Excerpts from an interface dataset:
== Segment start ==

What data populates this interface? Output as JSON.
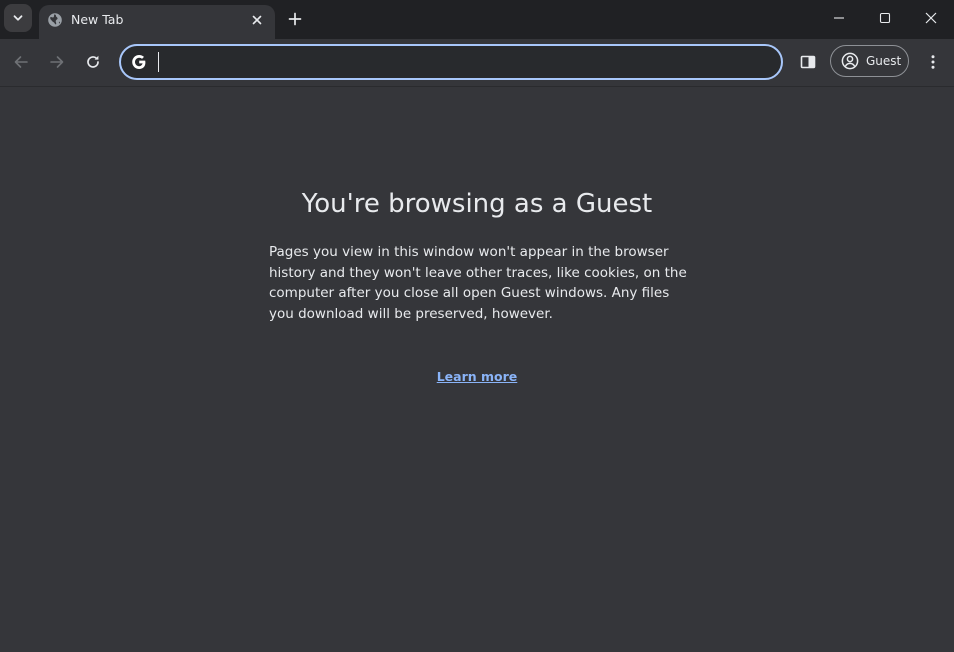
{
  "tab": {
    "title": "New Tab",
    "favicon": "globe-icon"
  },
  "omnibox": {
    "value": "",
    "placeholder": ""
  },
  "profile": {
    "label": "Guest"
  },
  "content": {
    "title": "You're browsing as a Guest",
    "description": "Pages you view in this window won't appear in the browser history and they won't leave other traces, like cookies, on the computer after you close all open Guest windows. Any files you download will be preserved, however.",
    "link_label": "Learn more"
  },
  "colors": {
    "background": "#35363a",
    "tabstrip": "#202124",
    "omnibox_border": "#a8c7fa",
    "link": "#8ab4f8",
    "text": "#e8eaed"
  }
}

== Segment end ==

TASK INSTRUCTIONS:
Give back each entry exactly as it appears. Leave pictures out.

TASK OUTPUT:
What data populates this interface? Output as JSON.
{
  "tab": {
    "title": "New Tab",
    "favicon": "globe-icon"
  },
  "omnibox": {
    "value": "",
    "placeholder": ""
  },
  "profile": {
    "label": "Guest"
  },
  "content": {
    "title": "You're browsing as a Guest",
    "description": "Pages you view in this window won't appear in the browser history and they won't leave other traces, like cookies, on the computer after you close all open Guest windows. Any files you download will be preserved, however.",
    "link_label": "Learn more"
  },
  "colors": {
    "background": "#35363a",
    "tabstrip": "#202124",
    "omnibox_border": "#a8c7fa",
    "link": "#8ab4f8",
    "text": "#e8eaed"
  }
}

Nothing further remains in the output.